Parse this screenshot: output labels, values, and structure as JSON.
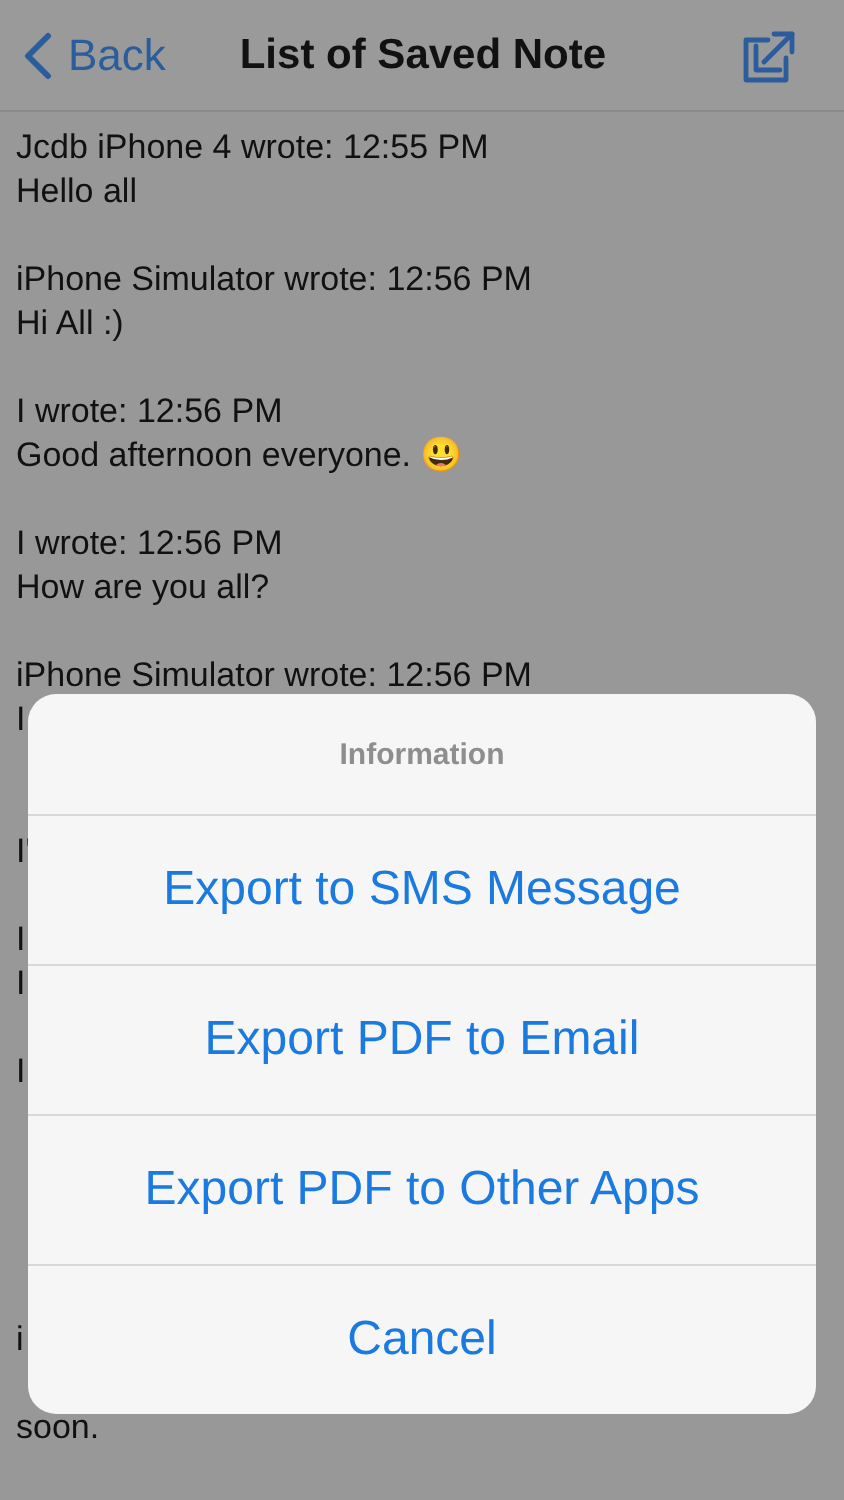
{
  "nav": {
    "back": "Back",
    "title": "List of Saved Note"
  },
  "notes": [
    {
      "header": "Jcdb iPhone 4 wrote: 12:55 PM",
      "body": "Hello all"
    },
    {
      "header": "iPhone Simulator wrote: 12:56 PM",
      "body": "Hi All :)"
    },
    {
      "header": "I wrote: 12:56 PM",
      "body": "Good afternoon everyone. 😃"
    },
    {
      "header": "I wrote: 12:56 PM",
      "body": "How are you all?"
    },
    {
      "header": "iPhone Simulator wrote: 12:56 PM",
      "body": "I"
    },
    {
      "body": "I'"
    },
    {
      "header": "I",
      "body": "I"
    },
    {
      "header": "I"
    },
    {
      "header": "i",
      "continuation": "soon."
    }
  ],
  "sheet": {
    "title": "Information",
    "actions": [
      "Export to SMS Message",
      "Export PDF to Email",
      "Export PDF to Other Apps",
      "Cancel"
    ]
  }
}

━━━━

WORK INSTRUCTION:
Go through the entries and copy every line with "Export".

RESPONSE TO THE TASK:
      "Export to SMS Message",
      "Export PDF to Email",
      "Export PDF to Other Apps",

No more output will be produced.